About 70,000 people have demonstrated in Budapest in support of a local university founded by US billionaire George Soros. Prime Minister Viktor Orban wants to close the college as part of a clampdown on civil society.
The marchers included students and university staff, many wearing the blue of the Central European University (CEU) and some waving Hungarian, EU and US flags on Kossuth Square outside parliament on Sunday. There were also street protests last Sunday and on Tuesday.
Many chanted for President Janos Ader to veto the legislation. Ader - from Orban's governing Fidesz party - was re-elected by lawmakers for a five-year term in March.
"Don't sign it, Jani," the crowd chanted, using a Hungarian nickname for Ader's first name. Other chants included "A free country, a free university," ''Orban get out," ''Viktator!" and "Europe, Europe."
The Hungarian-born Soros founded the English-language CEU in 1991 aiming at helping the region's transition from communism to democracy.
Critics see the move as another attack by Orban on Soros, whom he accuses of seeking to meddle in politics. It is also seen as targeting Soros's Open Society Foundation, which funds civil society groups and has also come under fire elsewhere in the region.
Orban alleges that non-governmental organizations (NGOs) supported by Soros - including Transparency International and the Hungarian Helsinki Committee - are "foreign agents" working against Hungarian interests.
In October 2016 the opposition "Nepszabadsag" newspaper was closed down, with critics accusing Orban of trying to control the press.
Clamping down on the Open Society
Amendments to Hungary's higher education law approved this week could force it to close or move. The law, which was rushed through parliament in less than a week, would require the CEU to change its name and open a campus in the US. The university currently enrolls over 1,400 students from 108 countries.
It is accredited in New York state and in Hungary and students can earn degrees valid in both countries. The CEU has 1,800 students from 100 countries and is ranked in the top 50 universities for political and international studies in the World University Rankings list.
The new rules, approved by parliament on Tuesday, bar institutions based outside the EU from awarding Hungarian diplomas without an agreement between national governments.
A law expected to be passed in May would force NGOs getting more than 7.2 million forints ($24,500) a year from abroad to register with authorities.
The legislation does not mention the CEU by name but the university sees itself as the main target and has warned it may have to close.
The US State Department has expressed its concerns about the legislation and the CEU's ability to continue operating in Hungary.
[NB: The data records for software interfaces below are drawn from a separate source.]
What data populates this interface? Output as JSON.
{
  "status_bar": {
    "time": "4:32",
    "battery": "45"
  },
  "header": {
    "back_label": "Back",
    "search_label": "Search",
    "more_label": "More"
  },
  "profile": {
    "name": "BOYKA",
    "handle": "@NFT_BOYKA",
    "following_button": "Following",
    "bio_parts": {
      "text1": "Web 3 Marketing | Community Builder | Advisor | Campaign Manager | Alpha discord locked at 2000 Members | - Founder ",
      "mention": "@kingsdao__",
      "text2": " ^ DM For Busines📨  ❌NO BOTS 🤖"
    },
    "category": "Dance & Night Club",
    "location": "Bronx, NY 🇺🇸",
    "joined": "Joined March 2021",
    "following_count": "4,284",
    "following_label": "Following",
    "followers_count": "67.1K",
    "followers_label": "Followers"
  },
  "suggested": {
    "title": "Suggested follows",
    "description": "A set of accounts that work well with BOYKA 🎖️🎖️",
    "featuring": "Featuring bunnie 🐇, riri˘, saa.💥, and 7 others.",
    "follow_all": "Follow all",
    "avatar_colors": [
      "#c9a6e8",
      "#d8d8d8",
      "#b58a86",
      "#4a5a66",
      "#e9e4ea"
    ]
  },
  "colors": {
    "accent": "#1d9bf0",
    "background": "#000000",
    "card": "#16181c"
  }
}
Deputy Assistant Secretary for European and Eurasian Affairs Hoyt Yee will be in Budapest on Monday to meet with government officials, in part to discuss the CEU. Yee is also expected to meet with authorities from the university.
The governments of the US and Germany have criticized the move to close the university. Hoyt Yee, an official for European and Euroasian affairs at the US State Department, is expected in Budapest during the first half of this week.
More than 900 universities worldwide have signed a petition calling for the new law to be scrapped.
jbh/kl (dpa, AP, AFP)